Two internationally renowned music philosophers will return to University of Lynchburg this month for public lectures about the important role that music plays in school and life.
Dr. David J. Elliott and Dr. Marissa Silverman will present “Why should we care about music education?” on Thursday, October 29, in Sydnor Performance Hall at 7:30 p.m. The presentation will address the benefits of music education and the importance of incorporating music into schools’ curricula. The event is free and open to the public, as well as LC students, faculty, and staff.
On Friday, October 30, at 5 p.m., Dr. Elliott will speak about “Making composition accessible, achievable, and valuable,” a presentation for in-service and pre-service music teachers, in the West Room of Dysdale Student Center. Seating is limited. Teachers can reserve a seat by contacting LC music professor Dr. Kara Dean at email@example.com by October 15, 2015.
Dr. Elliott and Dr. Silverman also will interact with LC students in workshops on each day.

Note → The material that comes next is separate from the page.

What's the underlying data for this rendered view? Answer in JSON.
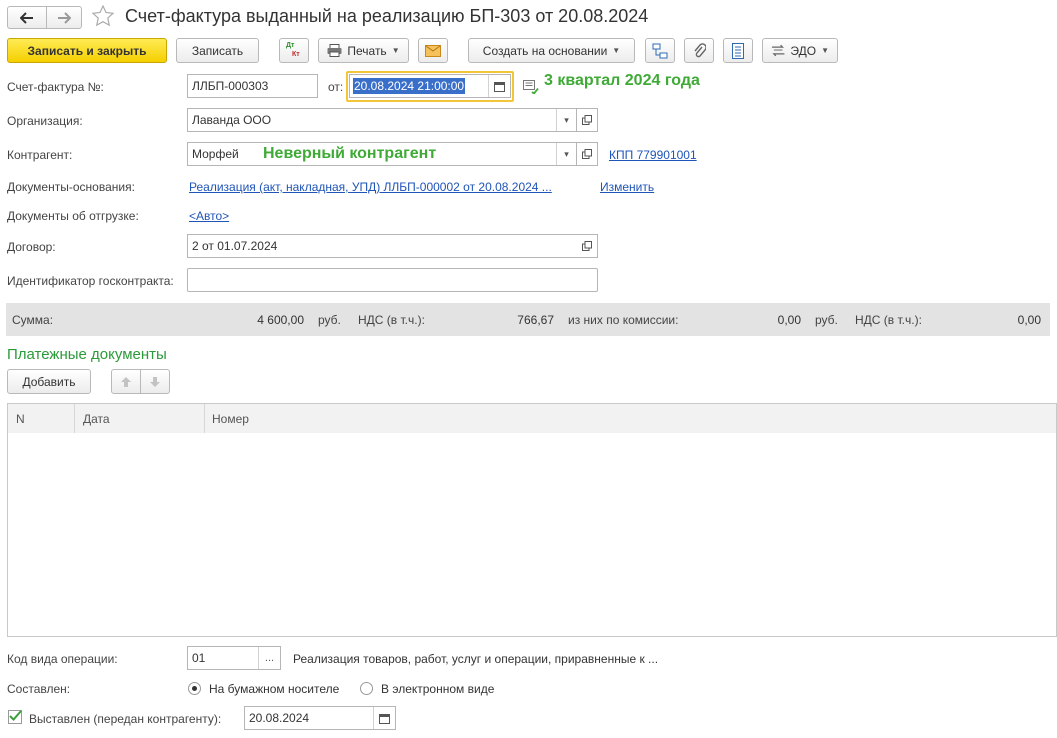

The husband-and-wife team are the authors of “Music Matters: A Philosophy of Music Education,” a seminal textbook about the questions: Why is music significant in life and education? What shall we teach? How? To whom? Where and when? The book offers an integrated sociocultural, artistic, participatory, and ethics-based concept of the natures and values of music education.
LC hosted the philosophers several years ago and invited them to return and continue the discussion this year.
The public schools in Central Virginia have dynamic education programs, and Dr. Dean said it is good to reflect on the valuable role that music plays in the lives of young people — and the importance of strengthening music education programs. “Music develops a person as a human being, not just as an artist,” she said. “Music is important in its own right, but music education also helps people develop self-discipline, self-esteem, and enjoyment. We are delighted to have Dr. Elliott and Dr. Silverman discuss the importance of music education with students, teachers, and other members of the community.”